By Jim Schutze
By Rachel Watts
By Lauren Drewes Daniels
By Anna Merlan
By Lee Escobedo
By Eric Nicholson
"'Hurt' is the wrong word, but it has bothered me in that I am seen as a capitalist imperialist," Barnes says. "We have furniture from Target in this house."
Barnes and her husband, Jason, exemplify the type of young, white-collar professionals who have been flocking into the city's urban neighborhoods. Both attorneys, the Barneses chose the neighborhood because its close proximity to downtown allows them to avoid a lengthy commute. They also liked the area's older houses, which remind them of the East Coast neighborhoods they grew up in. In fact, Barnes wanted to buy an old Tudor that was for sale in the M Streets, but in the end, the couple decided the asking price was ridiculous.
"Why would I pay $300,000 to live in 1,900 square feet when I can pay $400,000 for 3,000 square feet?" Barnes says. "I loved the style. I begged [Jason] to live there, but economically we just couldn't risk it. We were worried the bottom would drop out."
The local real-estate market has, until recently, sent property values soaring. In the Tudor-dominated M Streets, the values of the homes have gone up along with land values. But that hasn't been the case everywhere. In neighborhoods like Belmont Addition and Lakewood Heights, the housing stock is deteriorating to the point where the lots are now worth more than the structures. As a result, more homes are being razed.

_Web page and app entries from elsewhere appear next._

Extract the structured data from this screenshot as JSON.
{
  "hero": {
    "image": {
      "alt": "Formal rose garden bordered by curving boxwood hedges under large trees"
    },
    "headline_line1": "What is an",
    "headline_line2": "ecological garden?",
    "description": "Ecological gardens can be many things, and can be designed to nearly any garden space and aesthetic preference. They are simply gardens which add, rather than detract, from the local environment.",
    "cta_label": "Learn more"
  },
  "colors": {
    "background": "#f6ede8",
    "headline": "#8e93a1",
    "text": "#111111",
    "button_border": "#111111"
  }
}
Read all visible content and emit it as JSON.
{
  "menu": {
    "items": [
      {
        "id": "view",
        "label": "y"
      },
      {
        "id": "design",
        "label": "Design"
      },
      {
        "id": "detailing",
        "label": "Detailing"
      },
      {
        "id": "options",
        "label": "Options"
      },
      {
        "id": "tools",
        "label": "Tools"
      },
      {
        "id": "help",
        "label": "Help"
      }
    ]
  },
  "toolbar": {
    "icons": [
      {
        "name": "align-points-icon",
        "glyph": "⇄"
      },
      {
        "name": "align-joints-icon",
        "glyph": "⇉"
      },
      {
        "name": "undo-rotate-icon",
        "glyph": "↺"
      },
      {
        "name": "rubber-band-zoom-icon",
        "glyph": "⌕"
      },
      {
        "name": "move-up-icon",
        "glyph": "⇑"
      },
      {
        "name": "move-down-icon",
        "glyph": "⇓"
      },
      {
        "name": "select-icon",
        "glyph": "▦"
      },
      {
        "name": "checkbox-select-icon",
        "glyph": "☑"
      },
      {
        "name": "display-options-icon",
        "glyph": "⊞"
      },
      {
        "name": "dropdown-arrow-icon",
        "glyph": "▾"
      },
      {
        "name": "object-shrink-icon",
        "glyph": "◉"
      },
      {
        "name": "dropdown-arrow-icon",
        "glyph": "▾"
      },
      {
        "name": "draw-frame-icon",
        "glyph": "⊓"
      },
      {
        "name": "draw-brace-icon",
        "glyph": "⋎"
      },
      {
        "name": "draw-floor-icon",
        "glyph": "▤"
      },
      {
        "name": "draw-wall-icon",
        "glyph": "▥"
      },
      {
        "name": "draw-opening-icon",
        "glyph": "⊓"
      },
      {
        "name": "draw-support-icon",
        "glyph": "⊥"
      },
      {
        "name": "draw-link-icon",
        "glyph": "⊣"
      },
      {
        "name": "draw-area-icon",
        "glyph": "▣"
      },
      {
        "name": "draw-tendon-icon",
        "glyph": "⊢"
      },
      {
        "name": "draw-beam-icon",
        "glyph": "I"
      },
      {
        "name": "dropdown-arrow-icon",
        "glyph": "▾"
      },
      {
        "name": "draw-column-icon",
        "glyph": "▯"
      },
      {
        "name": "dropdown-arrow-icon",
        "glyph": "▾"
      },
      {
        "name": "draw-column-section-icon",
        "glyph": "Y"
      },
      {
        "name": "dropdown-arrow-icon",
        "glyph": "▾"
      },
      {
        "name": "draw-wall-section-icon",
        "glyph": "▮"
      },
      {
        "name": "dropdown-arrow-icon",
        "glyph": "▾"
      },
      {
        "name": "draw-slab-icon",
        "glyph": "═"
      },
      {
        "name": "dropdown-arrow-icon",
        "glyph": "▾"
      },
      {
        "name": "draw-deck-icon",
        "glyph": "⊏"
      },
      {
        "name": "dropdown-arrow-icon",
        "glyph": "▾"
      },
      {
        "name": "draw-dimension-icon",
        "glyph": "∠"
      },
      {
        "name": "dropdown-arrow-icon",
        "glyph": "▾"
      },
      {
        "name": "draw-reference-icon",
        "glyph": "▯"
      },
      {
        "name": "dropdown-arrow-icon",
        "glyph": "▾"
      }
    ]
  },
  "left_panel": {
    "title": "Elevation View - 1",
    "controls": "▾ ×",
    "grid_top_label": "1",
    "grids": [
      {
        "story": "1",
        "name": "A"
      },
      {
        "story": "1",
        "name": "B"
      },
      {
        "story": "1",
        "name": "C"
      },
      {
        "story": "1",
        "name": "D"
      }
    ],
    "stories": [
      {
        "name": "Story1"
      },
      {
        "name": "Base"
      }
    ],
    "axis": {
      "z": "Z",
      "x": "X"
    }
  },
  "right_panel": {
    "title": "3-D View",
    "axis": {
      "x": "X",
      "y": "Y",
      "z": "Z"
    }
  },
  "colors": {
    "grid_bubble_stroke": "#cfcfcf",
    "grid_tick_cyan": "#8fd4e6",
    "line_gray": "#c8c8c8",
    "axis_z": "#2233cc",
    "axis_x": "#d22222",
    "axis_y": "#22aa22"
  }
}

Barnes says this trend should be welcomed, not thwarted. As an example, she points to the house next door. Now a rent house, its wooden frame is rotting, while its unkempt lot has become a nesting ground for snakes and rats.
"We call it the shithole," Barnes says. "This is what they're trying to preserve? They should be thanking us."
Manson Jones, the president of JMJ Custom Homes who built Barnes' house, echoed his clients' comments while standing in front of another house he's building "on spec" in Lakewood Heights. A nearby house, which has been red-tagged by city inspectors, is much like the one Jones says he razed to make way for this project, which will sell for more than $400,000 when it's finished.
"I walked into it and it was covered in urine and trash. When the bulldozer came, I just shut the door behind me and let 'em go," says Jones, who adds that every house he's torn down has been in the same condition. Why anyone would want to preserve them is beyond him. "If this was the North Church in Boston where Paul Revere saw the lights, I could see it. But some of these houses were built 40 years ago."
Jones argues that the same economic forces that protect the old Tudors from being razed also explain why the new homes are as big as they are: Escalating lot values mean builders have to build houses that are at least 3,000 square feet in order to recoup their costs and realize a profit.
Jones isn't kidding. In the last five years, lot prices in the M Streets have doubled to about $90,000 for the average 50-by-150-foot lot. In the neighborhoods to the east, where more new homes have been built, lot values have more than tripled. Barnes' lot, for example, has gone from an appraised value of $20,000 in 1997 to $87,500 today. Other similar-sized lots are worth more than $100,000.
"I would much rather build smaller houses, but the cost of the lot precludes that," Jones says, echoing the comments of other builders in the area. "You have to get the costs back, and that's where you get the size."
Unlike Greenland Hills, where the vast majority of homes are Tudor, the proposed Belmont Addition district has everything from early 1900s Prairie- and Craftsman-style homes to postwar ranch houses and other structures that don't have an identifiable style. As a result, the process of figuring out which ones should be preserved has been more difficult. One thing's for sure: A goal of the district will be to require that any new homes built there replicate one of the existing architectural styles. Beyond that, Philip Kingston says, the district's organizers don't want to be overly restrictive.
"No neighborhood was ever perfect. There are houses that are old and conforming to the neighborhood that are ugly. But that's my opinion, and I can have the opinion that one house is better than the other, but that's not going to be reflected in the ordinance--other than in broad strokes," Kingston says. "We hope to draft a document where later we don't end up with a newcomer problem."
Kingston and his wife, Melissa, became active with the district shortly after the couple moved in two years ago. To a reporter, Melissa will only reluctantly admit that new homes like the Barnes' are the motivation behind the effort.